Vietnam begins mass evacuation as super typhoon Haiyan looms
Vietnam has started evacuating over 100,000 people from path of Super Typhoon Haiyan, state media said, after the storm tore across the Philippines leaving scores dead and devastating communities.
Hanoi: Vietnam has started evacuating over 100,000 people from the path of Super Typhoon Haiyan, state media said on Saturday, after the storm tore across the Philippines leaving scores dead and devastating communities.
Haiyan, one of the most intense typhoons on record, slammed into the Philippines yesterday with maximum sustained winds of about 315 kilometres an hour. It is expected to make landfall in central Vietnam early tomorrow.
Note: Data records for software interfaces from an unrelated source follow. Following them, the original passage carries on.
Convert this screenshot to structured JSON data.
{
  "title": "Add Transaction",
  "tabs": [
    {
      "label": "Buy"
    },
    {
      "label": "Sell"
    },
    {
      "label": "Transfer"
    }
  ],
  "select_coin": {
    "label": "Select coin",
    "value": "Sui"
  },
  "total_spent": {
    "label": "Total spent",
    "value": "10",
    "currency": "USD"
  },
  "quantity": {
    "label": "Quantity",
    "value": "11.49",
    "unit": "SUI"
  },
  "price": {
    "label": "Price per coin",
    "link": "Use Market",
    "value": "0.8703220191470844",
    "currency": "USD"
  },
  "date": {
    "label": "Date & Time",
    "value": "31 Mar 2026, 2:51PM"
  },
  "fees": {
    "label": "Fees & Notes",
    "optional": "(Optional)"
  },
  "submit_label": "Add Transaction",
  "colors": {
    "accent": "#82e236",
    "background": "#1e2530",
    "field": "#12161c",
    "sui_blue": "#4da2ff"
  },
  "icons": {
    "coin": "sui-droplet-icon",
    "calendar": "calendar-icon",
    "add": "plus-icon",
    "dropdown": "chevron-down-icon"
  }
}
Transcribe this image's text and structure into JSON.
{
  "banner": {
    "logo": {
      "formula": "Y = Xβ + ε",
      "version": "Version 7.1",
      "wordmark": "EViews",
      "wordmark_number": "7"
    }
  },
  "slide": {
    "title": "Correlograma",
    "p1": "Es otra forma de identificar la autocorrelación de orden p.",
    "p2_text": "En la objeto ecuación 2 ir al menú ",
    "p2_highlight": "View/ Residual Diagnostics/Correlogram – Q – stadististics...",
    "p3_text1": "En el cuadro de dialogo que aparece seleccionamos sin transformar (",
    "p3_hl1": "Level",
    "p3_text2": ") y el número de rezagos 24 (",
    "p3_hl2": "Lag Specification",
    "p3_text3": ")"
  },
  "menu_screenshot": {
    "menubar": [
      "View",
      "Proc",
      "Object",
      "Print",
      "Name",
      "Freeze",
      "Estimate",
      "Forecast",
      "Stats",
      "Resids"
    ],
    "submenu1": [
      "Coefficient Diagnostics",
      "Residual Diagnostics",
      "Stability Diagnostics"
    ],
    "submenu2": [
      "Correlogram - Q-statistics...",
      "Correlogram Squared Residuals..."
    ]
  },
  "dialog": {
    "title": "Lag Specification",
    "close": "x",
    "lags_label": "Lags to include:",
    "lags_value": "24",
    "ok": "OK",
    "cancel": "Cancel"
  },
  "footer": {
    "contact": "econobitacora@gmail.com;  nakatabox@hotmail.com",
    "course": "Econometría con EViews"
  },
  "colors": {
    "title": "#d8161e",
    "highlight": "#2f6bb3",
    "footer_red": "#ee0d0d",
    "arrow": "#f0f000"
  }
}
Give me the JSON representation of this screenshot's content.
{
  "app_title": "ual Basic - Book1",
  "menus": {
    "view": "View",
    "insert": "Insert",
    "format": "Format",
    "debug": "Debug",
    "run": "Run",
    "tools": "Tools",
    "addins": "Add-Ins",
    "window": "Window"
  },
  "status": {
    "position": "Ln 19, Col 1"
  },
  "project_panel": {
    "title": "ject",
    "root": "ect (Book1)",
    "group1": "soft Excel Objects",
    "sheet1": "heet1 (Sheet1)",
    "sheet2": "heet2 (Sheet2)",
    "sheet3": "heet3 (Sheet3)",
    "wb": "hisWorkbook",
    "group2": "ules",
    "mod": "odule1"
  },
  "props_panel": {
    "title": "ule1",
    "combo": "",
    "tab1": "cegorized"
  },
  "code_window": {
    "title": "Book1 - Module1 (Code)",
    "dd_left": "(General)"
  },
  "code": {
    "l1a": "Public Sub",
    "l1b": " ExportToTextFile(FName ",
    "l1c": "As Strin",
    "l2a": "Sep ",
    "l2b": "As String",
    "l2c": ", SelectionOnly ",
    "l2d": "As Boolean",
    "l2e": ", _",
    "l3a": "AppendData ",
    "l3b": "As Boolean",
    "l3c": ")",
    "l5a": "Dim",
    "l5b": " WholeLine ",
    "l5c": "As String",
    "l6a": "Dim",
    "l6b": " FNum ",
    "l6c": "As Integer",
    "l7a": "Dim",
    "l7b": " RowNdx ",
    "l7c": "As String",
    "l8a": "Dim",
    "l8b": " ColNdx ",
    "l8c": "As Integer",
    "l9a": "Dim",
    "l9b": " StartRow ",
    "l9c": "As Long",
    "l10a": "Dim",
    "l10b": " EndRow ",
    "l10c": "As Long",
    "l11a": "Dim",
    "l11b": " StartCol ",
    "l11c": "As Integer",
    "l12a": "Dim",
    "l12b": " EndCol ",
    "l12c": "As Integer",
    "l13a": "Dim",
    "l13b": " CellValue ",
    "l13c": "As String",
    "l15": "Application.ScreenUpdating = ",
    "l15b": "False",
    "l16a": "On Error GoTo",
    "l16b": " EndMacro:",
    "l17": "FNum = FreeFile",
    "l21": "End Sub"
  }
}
Authorities have begun mass evacuations in central Danang and Quang Ngai provinces, the Tuoi Tre newspaper said, as the country goes on high alert in the face of the massive storm.
Many schools in the affected area have closed and people from vulnerable low-lying coastal villages are moving to temporary typhoon shelters set up in public buildings on high ground, state media said.
Although Haiyan is expected to weaken slightly, it is still considered a super typhoon with the potential for "complicated developments", said Prime Minister Nguyen Tan Dung at an urgent meeting yesterday.
Dung, who is personally overseeing preparations for the super typhoon, has called all Vietnamese vessels back to shore and ordered hydropower reservoirs to step-up safety measures "to limit the consequences in terms of human and materials", a notice posted on the government`s official website said.
National flag carrier Vietnam Airlines has advised passengers to be prepared for flights to be interrupted or cancelled tomorrow.
The scale of the damage wrought by Haiyan in the Philippines was still emerging today, with many of the worst-hit towns cut off from communications, but early reports suggested mass casualties.
Over a hundred bodies were visible around the airport in Tacloban, the capital of eastern island of Leyte, according to aviation authorities.
Huge waves whipped up by Haiyan were believed to have been one of the main causes for the deaths in Tacloban and the nearby coastal town of Palo, while communities across the central Philippines also believed to have suffered serious damage.